Kid Mud was Sean Duncan, an indie rock vet formerly of Fiver, but with
the release of full length debut Now They Shut Us Down Kid
Mud has seemingly morphed beyond "one man band" status into something
larger than the sum of its parts. Early Kid Mud recordings were solo
efforts, with Duncan playing each and every instrument like some sort
of YouTube rockstar. This latest effort, however, was also partly
recorded at Mountain Ghost, allowing Duncan the ability to not only
incorporate a richer, lusher sound with more varied instrumentation
(both electronic and live), but a diverse range of artists including
his own sister Shannon, who sings backup on several tracks.
The brief "Eviction" starts the album with a Modest Mousey sound (with

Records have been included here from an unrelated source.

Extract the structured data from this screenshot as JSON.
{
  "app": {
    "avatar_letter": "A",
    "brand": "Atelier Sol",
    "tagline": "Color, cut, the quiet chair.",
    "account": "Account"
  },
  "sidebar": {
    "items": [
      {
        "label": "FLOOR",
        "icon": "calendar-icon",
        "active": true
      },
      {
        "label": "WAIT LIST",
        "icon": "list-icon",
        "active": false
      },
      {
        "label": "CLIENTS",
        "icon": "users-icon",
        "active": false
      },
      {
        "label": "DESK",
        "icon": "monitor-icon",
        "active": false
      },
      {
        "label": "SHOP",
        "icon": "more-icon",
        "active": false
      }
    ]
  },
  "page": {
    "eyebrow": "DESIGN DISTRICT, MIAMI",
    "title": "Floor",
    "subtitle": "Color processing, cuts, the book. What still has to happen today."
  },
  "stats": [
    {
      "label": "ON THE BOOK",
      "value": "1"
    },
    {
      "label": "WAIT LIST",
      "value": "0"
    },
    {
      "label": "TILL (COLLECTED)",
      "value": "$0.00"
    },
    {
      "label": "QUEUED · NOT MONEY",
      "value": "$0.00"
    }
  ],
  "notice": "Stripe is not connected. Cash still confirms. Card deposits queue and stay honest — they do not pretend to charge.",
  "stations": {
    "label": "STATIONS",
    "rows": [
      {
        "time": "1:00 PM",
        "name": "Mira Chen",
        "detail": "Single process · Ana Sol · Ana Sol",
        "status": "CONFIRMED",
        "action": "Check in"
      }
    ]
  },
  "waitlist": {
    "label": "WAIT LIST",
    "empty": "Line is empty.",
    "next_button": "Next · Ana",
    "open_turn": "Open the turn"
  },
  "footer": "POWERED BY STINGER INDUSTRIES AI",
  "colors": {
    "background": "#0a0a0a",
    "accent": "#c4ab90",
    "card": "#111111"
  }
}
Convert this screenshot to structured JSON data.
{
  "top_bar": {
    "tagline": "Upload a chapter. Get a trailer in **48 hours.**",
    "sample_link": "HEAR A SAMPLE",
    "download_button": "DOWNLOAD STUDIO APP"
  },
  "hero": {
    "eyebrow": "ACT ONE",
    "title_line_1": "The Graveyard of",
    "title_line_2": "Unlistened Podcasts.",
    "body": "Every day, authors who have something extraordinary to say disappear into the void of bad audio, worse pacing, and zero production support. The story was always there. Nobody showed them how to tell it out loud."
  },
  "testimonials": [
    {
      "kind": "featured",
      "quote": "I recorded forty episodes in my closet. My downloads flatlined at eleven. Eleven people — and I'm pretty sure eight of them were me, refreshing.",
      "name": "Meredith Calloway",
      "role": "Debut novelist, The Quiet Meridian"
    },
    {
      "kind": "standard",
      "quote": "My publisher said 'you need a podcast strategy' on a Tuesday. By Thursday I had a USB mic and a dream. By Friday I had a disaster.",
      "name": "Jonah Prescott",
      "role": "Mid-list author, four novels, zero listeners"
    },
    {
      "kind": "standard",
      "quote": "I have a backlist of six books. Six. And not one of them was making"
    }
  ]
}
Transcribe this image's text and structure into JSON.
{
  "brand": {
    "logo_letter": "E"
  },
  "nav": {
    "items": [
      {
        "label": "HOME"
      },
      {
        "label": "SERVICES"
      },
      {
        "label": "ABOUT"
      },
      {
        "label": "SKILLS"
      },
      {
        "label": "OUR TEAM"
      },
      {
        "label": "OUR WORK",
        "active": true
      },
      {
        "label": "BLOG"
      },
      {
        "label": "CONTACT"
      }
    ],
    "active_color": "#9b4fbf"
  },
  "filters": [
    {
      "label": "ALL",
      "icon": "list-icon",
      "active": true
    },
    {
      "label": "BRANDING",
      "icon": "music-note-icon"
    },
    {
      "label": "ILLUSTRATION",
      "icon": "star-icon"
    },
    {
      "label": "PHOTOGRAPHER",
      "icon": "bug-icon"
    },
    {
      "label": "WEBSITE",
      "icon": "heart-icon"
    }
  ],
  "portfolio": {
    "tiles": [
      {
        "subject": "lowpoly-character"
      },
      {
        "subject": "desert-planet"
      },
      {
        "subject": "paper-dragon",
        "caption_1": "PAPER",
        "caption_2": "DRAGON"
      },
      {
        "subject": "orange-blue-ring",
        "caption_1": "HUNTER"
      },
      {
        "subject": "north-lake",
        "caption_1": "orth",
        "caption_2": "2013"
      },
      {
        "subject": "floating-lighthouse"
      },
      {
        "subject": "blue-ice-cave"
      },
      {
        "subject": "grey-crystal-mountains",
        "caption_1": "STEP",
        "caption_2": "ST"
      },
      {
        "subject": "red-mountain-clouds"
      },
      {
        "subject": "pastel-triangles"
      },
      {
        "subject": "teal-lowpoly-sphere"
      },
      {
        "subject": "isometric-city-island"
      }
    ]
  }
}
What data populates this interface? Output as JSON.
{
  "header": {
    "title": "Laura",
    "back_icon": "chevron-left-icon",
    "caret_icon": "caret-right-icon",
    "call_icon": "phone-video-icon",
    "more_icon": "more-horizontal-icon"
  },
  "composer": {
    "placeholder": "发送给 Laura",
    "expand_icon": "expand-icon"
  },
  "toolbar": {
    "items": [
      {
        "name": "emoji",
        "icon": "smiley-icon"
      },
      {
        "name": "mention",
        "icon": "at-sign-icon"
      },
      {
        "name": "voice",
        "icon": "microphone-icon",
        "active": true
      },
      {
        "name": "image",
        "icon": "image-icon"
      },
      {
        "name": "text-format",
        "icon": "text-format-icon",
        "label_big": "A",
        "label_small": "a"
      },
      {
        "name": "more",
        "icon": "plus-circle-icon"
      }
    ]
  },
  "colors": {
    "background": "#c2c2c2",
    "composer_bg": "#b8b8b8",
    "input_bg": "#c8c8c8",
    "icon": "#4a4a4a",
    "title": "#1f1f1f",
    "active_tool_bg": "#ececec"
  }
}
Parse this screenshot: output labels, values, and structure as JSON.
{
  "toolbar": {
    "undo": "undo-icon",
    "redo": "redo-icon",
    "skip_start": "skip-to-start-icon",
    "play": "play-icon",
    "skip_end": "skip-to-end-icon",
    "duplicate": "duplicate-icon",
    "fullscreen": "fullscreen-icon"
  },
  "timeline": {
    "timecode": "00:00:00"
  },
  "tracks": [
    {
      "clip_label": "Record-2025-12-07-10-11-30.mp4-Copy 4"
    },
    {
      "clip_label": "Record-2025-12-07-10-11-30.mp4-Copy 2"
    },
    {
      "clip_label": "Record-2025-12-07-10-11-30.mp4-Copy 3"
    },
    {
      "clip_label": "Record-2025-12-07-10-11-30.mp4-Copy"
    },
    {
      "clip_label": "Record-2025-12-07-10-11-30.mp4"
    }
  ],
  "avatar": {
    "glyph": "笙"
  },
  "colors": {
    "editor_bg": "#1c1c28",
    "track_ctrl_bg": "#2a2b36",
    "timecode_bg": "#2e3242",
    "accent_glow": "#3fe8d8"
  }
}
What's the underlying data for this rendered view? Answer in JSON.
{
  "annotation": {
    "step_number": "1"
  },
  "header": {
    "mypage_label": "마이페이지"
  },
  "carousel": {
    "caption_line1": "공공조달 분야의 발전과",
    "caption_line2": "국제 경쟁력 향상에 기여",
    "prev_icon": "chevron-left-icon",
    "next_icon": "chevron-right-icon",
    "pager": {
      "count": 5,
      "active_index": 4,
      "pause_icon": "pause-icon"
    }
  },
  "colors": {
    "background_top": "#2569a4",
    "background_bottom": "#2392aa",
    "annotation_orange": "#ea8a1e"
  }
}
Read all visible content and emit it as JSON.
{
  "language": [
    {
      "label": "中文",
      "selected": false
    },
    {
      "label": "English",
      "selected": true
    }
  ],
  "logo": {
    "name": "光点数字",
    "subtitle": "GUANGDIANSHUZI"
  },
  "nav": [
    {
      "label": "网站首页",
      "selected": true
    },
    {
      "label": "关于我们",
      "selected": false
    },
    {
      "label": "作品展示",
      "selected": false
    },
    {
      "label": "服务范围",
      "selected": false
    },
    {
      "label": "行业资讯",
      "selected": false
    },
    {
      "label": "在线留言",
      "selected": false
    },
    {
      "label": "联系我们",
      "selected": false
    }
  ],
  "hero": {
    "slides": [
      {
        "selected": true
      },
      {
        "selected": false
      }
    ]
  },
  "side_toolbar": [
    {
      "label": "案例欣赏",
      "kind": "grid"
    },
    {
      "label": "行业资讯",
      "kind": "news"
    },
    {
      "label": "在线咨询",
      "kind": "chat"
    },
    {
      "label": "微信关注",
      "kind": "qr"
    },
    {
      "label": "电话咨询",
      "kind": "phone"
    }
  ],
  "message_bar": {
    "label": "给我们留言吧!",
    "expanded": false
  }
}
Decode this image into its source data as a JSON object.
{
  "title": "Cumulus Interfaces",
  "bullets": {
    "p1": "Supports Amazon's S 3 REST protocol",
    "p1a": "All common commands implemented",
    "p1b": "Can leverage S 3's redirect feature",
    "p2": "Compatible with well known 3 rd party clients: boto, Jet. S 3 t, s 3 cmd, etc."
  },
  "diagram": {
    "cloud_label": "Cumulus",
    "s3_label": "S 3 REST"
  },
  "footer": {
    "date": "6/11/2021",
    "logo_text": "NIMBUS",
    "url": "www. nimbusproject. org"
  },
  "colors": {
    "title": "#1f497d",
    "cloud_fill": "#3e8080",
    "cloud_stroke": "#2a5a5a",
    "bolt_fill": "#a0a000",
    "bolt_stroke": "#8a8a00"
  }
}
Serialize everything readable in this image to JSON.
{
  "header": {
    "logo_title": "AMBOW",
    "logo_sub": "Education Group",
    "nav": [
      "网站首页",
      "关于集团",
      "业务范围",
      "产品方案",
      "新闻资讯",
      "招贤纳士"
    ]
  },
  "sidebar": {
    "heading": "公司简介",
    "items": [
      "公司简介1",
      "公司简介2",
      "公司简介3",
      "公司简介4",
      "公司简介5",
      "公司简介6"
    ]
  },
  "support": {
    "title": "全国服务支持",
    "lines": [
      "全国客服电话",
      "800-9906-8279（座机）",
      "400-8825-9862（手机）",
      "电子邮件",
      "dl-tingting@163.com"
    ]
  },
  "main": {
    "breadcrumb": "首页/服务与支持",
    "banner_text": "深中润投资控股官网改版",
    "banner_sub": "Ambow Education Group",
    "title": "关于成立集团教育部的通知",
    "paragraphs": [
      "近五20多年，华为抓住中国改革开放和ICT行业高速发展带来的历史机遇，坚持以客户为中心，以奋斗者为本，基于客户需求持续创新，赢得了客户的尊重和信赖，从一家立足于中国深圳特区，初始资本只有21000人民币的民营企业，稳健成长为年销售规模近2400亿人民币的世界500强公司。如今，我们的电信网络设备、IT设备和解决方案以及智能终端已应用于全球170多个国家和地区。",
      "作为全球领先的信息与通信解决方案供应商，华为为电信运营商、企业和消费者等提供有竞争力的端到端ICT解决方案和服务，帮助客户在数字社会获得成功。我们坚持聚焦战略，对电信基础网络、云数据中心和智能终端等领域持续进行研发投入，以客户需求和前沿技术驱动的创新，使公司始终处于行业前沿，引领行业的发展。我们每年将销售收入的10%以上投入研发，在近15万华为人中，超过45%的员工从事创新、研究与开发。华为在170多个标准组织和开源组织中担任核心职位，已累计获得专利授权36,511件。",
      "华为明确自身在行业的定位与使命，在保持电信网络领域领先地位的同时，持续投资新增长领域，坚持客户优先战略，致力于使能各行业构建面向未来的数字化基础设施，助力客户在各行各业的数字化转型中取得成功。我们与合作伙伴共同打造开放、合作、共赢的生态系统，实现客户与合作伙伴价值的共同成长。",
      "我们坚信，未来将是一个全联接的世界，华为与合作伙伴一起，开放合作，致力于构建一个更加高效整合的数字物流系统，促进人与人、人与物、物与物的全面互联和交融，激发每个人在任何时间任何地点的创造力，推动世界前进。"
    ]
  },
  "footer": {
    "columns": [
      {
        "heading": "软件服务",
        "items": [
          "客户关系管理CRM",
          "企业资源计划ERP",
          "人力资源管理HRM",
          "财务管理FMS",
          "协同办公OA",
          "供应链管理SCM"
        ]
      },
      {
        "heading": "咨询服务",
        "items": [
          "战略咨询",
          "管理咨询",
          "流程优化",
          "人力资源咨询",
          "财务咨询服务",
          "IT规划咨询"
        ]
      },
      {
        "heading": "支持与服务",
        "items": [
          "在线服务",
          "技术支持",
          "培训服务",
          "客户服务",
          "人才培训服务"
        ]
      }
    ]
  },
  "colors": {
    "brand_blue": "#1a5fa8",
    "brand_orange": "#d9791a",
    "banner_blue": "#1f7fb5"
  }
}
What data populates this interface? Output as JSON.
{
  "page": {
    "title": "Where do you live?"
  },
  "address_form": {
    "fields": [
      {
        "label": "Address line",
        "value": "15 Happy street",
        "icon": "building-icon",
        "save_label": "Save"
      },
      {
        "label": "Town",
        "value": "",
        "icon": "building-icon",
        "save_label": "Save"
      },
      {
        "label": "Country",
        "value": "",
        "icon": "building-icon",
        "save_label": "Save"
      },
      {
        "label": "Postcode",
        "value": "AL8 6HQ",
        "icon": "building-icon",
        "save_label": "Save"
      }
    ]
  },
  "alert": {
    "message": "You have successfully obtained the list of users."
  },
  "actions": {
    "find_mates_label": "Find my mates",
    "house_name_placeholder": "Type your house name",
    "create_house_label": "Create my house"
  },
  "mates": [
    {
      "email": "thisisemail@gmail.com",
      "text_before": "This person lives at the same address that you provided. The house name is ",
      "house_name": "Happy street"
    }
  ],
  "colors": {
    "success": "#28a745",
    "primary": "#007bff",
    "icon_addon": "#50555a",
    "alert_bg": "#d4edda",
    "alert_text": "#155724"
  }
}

just the faintest hint of Ugly Casanova), simple strumming guitar and
vocals that drop in and out. If Eviction throws Duncan out on the
street, "1095" -- the second track and true album opener -- is a
veritable road song, drumbeat marching along with the dotted white
lines as Duncan's doubled-up vocals drift somewhere near Lost in
Translation territory. "Not Far, New Far" is a slower piece,
Americana through and through, crying steel guitar and melancholy
vocals, simultaneously channeling Silver Jews and The Last Town
Chorus; "Numbers and Graphs" has a similar vibe, though its chord
progression is more reminiscent of Counting Crows and the mix puts
Duncan further back in the room.
At every turn, Now They Shut Us Down seems to throw something
unexpected into the mix. Lead single "Federated" has a poppy, radio-
friendly vibe with a mix of live instruments and a bleepy-bloopy
bridge, the end credits to something smack in the middle of the album.
"Number 12 Looks Just Like You" drops Faint-esque electronica and
loopy drums behind the somewhat ironic lyric, "and nothing seems to
change." Immediately thereafter, "Tempera" turns down the lights and
takes it down a notch, to a darker, more melancholy place, slow drums
and sad vocals from somewhere around 3 am when she just called and
broke your heart into pieces. "909 Garden" is a nearly seven-minute-
long semi-duet with the legendary Jim Ruiz, something like Primitive
Radio Gods meets Leonard Cohen. "Guidelines For Style" is a waltz.
"Questions or Comments" is a veritable sea shanty. "Shadowbox" goes
from banjo to violin without missing a beat.
Kid Mud's sound has been compared to the likes of Ween, Rogue Wave,
Sparklehorse and Postal Service, and Now They Shut Us Down
definitely contains echoes of those, and other indie favorites. The 13-
song album is anything but unlucky, its diverse soundtrack deftly
telling a tale of loneliness, regret and redemption, of dark times and
the light at the end of the tunnel. Though lyrically it is
occasionally a bit repetitious, sonically it's a trip worth taking,
with 13 distinct pictures from an exposition right on the edge of
twilight. In "The Godfather," the album's closing track, Duncan sings
"If we win it will be tomorrow; if we lose it will be today." For Kid
Mud, it certainly seems like tomorrow is going to be a pretty good day.
Favorite Track: "Tempera"